MIAMI — Boeing revealed the first look of a fully assembled, non-flying 777-9X, which will be used to perform all the static testing to verify the design’s
The tremendously large airplane—longer than the Airbus A380, A340-600, and younger sibling, 777-300(ER)—came out of the assembly line with its all-new wingtips folded and without a tail and engines.
The hinged wingtips, which is a new feature for the 777X, will measure 12 feet alone, with locking pins to prevent them from folding during flight.
When the wingtips are deployed in operational mode, the plane boasts the widest wingspan (235 feet, five inches) of any aircraft Boeing has produced in its 99-year history.
This particular airframe is to undergo one year of static testing on the ground before further testbeds are allowed in the skies.
The 777-9X must complete tests on its structural strength and the accuracy of its design.

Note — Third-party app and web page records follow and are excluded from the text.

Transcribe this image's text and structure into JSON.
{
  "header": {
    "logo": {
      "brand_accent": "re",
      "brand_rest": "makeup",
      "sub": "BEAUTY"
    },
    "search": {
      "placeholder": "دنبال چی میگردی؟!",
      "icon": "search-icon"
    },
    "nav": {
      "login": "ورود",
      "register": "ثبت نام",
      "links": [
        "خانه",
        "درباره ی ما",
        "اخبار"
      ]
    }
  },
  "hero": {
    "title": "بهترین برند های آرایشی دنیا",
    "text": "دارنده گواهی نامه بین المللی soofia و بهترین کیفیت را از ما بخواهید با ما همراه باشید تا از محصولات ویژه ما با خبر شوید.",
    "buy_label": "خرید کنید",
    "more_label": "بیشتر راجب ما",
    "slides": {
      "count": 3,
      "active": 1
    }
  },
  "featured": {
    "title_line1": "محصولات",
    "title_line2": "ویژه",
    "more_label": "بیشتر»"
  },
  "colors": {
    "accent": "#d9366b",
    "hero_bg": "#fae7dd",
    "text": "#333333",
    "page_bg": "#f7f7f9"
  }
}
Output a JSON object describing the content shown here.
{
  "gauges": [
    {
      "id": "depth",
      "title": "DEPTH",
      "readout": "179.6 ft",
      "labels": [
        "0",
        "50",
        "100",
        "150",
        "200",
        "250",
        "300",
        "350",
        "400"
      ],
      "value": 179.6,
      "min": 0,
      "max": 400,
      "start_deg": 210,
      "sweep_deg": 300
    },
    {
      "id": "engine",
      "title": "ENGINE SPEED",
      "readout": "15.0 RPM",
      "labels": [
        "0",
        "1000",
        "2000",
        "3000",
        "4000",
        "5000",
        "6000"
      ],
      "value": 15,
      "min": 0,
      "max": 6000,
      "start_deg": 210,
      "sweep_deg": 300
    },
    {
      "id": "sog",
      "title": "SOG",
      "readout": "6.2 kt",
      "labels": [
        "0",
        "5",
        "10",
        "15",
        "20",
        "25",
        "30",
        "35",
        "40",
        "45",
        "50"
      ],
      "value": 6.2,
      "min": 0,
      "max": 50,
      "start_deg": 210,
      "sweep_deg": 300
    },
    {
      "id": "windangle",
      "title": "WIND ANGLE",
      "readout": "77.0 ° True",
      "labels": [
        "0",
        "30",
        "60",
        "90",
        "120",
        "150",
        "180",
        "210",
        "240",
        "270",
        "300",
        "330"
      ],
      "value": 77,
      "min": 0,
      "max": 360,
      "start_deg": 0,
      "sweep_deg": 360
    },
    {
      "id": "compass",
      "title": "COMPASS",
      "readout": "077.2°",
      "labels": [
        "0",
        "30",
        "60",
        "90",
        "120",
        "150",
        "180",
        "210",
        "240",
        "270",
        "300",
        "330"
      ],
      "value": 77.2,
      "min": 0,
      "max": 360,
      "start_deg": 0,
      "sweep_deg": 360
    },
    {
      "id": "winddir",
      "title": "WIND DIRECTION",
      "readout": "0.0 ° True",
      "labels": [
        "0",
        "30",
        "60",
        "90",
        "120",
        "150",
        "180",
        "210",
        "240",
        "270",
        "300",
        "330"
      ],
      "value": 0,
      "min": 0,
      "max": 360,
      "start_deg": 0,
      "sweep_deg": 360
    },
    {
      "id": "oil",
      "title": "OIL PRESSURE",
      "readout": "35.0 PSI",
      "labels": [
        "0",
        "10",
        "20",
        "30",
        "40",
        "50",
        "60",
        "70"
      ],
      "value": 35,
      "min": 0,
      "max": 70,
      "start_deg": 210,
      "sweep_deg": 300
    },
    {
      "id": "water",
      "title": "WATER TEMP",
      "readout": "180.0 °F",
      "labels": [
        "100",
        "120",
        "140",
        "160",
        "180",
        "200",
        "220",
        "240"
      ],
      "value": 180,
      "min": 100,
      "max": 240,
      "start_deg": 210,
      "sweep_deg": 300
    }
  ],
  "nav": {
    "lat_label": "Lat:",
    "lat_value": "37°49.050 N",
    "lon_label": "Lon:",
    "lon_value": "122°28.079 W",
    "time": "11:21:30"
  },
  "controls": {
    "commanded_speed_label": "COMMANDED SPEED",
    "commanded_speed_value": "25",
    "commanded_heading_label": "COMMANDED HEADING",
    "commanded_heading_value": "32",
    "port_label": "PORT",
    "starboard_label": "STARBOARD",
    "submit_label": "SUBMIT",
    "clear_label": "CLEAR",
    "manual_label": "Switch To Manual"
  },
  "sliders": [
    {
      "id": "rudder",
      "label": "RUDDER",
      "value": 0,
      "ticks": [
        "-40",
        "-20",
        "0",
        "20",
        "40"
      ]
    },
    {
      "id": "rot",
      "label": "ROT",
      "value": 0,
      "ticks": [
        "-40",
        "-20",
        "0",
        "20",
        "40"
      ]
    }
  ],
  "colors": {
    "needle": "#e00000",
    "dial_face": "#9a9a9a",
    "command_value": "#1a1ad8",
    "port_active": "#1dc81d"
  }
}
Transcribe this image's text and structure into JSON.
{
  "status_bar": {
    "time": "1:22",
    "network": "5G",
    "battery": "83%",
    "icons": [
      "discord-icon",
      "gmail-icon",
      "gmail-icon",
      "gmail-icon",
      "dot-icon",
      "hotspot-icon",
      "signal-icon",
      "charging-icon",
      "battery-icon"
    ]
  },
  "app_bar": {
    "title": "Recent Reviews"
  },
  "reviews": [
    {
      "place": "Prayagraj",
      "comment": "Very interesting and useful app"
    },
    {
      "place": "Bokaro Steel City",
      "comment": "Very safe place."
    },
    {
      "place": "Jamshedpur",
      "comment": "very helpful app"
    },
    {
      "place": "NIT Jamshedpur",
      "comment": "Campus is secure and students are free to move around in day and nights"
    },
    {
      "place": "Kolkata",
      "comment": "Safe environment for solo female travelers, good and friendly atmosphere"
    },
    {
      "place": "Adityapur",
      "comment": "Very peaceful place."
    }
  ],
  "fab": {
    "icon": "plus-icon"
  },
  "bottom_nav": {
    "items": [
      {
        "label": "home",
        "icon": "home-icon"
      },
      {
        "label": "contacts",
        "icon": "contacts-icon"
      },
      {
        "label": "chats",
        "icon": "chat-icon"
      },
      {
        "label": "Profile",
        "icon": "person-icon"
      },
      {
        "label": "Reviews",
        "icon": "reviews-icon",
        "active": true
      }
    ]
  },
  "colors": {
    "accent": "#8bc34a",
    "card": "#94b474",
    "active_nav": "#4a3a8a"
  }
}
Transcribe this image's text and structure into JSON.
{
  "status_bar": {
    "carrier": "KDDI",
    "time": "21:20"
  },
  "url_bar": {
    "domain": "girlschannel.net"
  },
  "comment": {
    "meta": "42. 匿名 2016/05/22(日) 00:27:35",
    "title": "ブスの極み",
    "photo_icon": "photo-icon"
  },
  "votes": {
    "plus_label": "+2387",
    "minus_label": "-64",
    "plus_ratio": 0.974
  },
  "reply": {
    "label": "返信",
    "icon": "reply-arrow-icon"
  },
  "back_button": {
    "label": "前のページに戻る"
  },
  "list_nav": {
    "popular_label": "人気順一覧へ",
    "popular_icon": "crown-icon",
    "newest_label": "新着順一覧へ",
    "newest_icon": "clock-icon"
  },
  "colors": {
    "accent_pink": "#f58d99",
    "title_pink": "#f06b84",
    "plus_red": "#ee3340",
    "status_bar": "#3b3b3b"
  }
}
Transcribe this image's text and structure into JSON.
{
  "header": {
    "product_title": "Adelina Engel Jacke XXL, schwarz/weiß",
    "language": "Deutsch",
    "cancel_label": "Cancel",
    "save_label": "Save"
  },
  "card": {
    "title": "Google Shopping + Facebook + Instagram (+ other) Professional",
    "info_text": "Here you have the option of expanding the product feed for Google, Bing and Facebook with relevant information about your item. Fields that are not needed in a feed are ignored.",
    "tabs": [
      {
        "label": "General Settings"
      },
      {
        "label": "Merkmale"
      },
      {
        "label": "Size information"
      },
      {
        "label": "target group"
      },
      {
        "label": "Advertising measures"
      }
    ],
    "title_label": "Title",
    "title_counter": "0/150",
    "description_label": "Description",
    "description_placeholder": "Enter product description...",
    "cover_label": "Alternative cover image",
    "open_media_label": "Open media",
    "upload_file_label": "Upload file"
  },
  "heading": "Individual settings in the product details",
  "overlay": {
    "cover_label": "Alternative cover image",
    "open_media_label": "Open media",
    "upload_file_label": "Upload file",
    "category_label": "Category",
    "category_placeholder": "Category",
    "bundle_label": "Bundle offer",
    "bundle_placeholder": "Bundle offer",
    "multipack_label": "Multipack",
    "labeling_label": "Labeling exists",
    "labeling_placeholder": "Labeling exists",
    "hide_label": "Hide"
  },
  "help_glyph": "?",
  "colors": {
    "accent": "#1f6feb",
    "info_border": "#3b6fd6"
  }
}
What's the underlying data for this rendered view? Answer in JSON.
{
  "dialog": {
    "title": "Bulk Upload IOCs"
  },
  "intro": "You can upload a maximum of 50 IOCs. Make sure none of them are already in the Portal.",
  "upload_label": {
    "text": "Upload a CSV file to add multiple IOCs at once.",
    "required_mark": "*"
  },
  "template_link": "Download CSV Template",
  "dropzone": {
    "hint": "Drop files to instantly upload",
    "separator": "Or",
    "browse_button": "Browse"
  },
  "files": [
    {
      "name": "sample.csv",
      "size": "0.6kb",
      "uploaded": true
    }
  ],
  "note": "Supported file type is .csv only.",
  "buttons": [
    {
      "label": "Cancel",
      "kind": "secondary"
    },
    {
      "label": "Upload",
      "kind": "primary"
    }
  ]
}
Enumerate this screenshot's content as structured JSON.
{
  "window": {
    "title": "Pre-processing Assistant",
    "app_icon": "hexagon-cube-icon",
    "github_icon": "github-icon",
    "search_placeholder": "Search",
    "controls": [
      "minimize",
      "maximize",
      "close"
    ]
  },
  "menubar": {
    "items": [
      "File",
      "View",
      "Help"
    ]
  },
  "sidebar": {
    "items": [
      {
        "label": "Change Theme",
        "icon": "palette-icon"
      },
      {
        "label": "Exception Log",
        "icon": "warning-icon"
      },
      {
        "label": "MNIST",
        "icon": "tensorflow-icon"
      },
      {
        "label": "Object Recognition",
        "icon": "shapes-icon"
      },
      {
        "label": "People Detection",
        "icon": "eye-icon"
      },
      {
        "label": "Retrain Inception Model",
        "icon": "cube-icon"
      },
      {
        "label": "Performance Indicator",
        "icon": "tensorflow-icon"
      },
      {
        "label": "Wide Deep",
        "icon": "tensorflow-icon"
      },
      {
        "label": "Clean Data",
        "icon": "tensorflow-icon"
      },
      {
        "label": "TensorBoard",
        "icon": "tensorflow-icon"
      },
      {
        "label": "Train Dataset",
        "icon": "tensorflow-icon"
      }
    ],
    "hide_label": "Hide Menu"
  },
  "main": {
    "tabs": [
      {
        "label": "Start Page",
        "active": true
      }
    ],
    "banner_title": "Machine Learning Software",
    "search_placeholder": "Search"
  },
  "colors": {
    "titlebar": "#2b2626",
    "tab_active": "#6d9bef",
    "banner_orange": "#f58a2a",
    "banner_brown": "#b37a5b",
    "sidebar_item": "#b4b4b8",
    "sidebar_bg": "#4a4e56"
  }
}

“Static test is our opportunity to verify the design of the structure and load bearing components of the airplane, ensuring the final product is safe for our customers and the flying public,” said Doreen Bingo, Boeing’s Test and Evaluation 777X Test Program Manager.
“Using a full-scale airplane, we’ll run various load conditions on the wings, gears, the struts, and the fuselage.”
The aircraft is expected to debut in 2020, with it aiming to seat between 350 and 425 passengers.
Boeing is aiming to produce a cost efficiency of 10% lower than the Airbus A350-1000.
Although most of the Boeing 777-9X is already visible, it will be fascinating to see what the plane will look like when its massive engines and tail are installed.